Capital gains and losses
Sell money-losing investments by the December 31 settlement date to offset capital gains. If you plan to repurchase the assets you sold at a loss, don’t fall afoul of the superficial loss rules which will remove any tax advantage if you repurchase an identical capital property within 30 days after having disposed of it.
The contribution deadline for 2013 is March 3, 2014. RRSP contribution room can be carried forward indefinitely and you may want to consider deferring a deduction to a future year when you’ll be in a higher tax bracket.
If you intend to withdraw cash from your investments held within an RRSP and expect your income to increase significantly next year, consider making the withdrawal before year end. If you turn 71 this year and are required to wind up your RRSPs before December 31, it’s tax-advantageous to transfer the funds to investments held within a Registered Retirement Income Fund (RRIF) or annuity.

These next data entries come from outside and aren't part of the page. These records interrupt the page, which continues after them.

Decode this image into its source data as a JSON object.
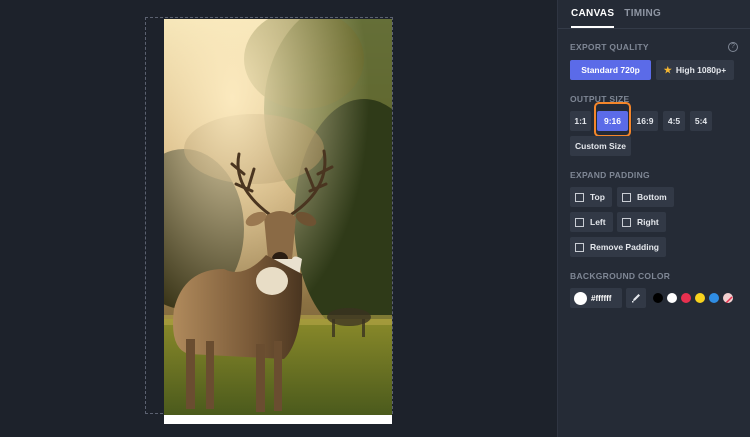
{
  "tabs": [
    {
      "label": "CANVAS",
      "active": true
    },
    {
      "label": "TIMING",
      "active": false
    }
  ],
  "export_quality": {
    "label": "EXPORT QUALITY",
    "options": [
      "Standard 720p",
      "High 1080p+"
    ],
    "selected": "Standard 720p"
  },
  "output_size": {
    "label": "OUTPUT SIZE",
    "options": [
      "1:1",
      "9:16",
      "16:9",
      "4:5",
      "5:4"
    ],
    "custom_label": "Custom Size",
    "selected": "9:16"
  },
  "expand_padding": {
    "label": "EXPAND PADDING",
    "top": "Top",
    "bottom": "Bottom",
    "left": "Left",
    "right": "Right",
    "remove": "Remove Padding"
  },
  "background_color": {
    "label": "BACKGROUND COLOR",
    "value": "#ffffff",
    "swatches": [
      "#000000",
      "#ffffff",
      "#e8304f",
      "#f7d21e",
      "#2f8de4",
      "transparent"
    ]
  },
  "colors": {
    "accent": "#5b6be8",
    "highlight": "#f5862a",
    "panel_bg": "#252b36"
  },
  "icons": {
    "help": "question-circle-icon",
    "eyedropper": "eyedropper-icon",
    "star": "star-icon"
  }
}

You can also continue to make contributions for your spouse until he or she turns 71.
Save on taxes by contributing to investments held within a spousal RRSP, through a pension-income split with a spouse, or by paying a salary to other (eligible) family members.
Home Buyers’ Plan (HPB)

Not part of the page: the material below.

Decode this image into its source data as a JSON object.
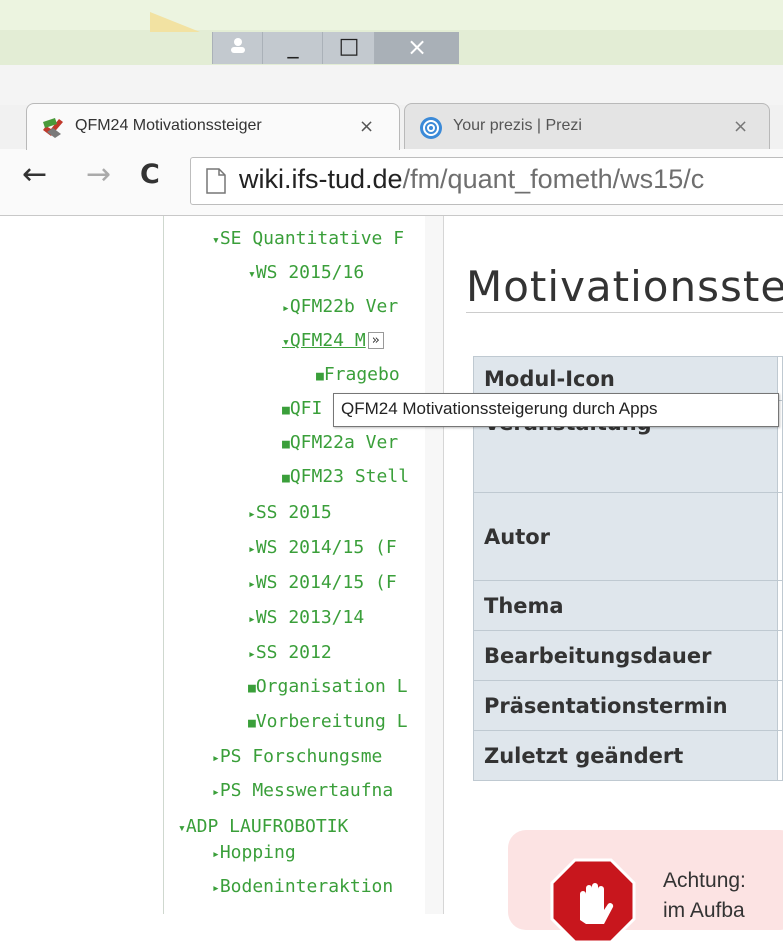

By delaying a withdrawal from your investments held within an RRSP under HBP until after December 31, you’ll extend the time period for purchasing a new home and for the first repayment by an additional year.

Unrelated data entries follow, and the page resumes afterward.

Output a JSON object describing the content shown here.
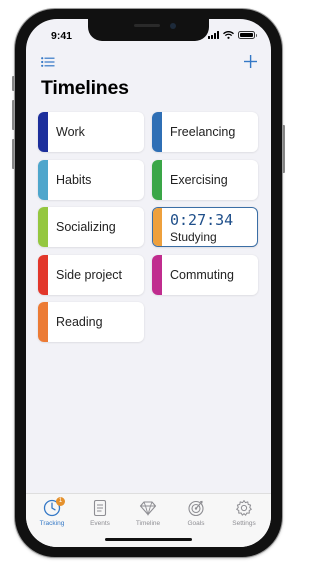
{
  "status_bar": {
    "time": "9:41"
  },
  "header": {
    "title": "Timelines"
  },
  "timelines": [
    {
      "label": "Work",
      "color": "#1d2f9c"
    },
    {
      "label": "Freelancing",
      "color": "#2f6fb5"
    },
    {
      "label": "Habits",
      "color": "#4fa6cc"
    },
    {
      "label": "Exercising",
      "color": "#3aa647"
    },
    {
      "label": "Socializing",
      "color": "#95c740"
    },
    {
      "label": "Studying",
      "color": "#eea03c",
      "timer": "0:27:34",
      "active": true
    },
    {
      "label": "Side project",
      "color": "#e2372b"
    },
    {
      "label": "Commuting",
      "color": "#c02c8e"
    },
    {
      "label": "Reading",
      "color": "#ec7b35"
    }
  ],
  "tab_bar": {
    "tabs": [
      {
        "label": "Tracking",
        "icon": "clock-icon",
        "selected": true,
        "badge": "1"
      },
      {
        "label": "Events",
        "icon": "document-icon"
      },
      {
        "label": "Timeline",
        "icon": "diamond-icon"
      },
      {
        "label": "Goals",
        "icon": "target-icon"
      },
      {
        "label": "Settings",
        "icon": "gear-icon"
      }
    ]
  },
  "colors": {
    "accent": "#3478c6",
    "timer_text": "#1f4f8a",
    "badge": "#e5912d",
    "background": "#f2f2f7"
  }
}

Registered Education Savings Plan (RESP)
If your child is turning 15 this year and you want to ensure he or she will be eligible for the Canadian Education Savings Grant (CESG) in the years the child turns 16 and 17, by the end of the year you must be able to show that you contributed at least $2,000 to their investments held within an RESP (with zero withdrawals) or you contributed at least $100 for you child in any four year period (again, with zero withdrawals).
Tax-Free Savings Account (TFSA)
Make a $5,500 contribution to your investments held with a TFSA. The contribution isn’t tax deductible but the money and interest earned inside your TFSA are tax-free and so are withdrawals, which can be made at any time for any purpose.
Tax Deductions and Tax Credit
Take full advantage of all that are available to you and make sure the items you claim were paid in the year they are claimed.
These are just a few opportunities for year-end tax savings. Talk to your professional advisor to make sure you’re not missing out on others.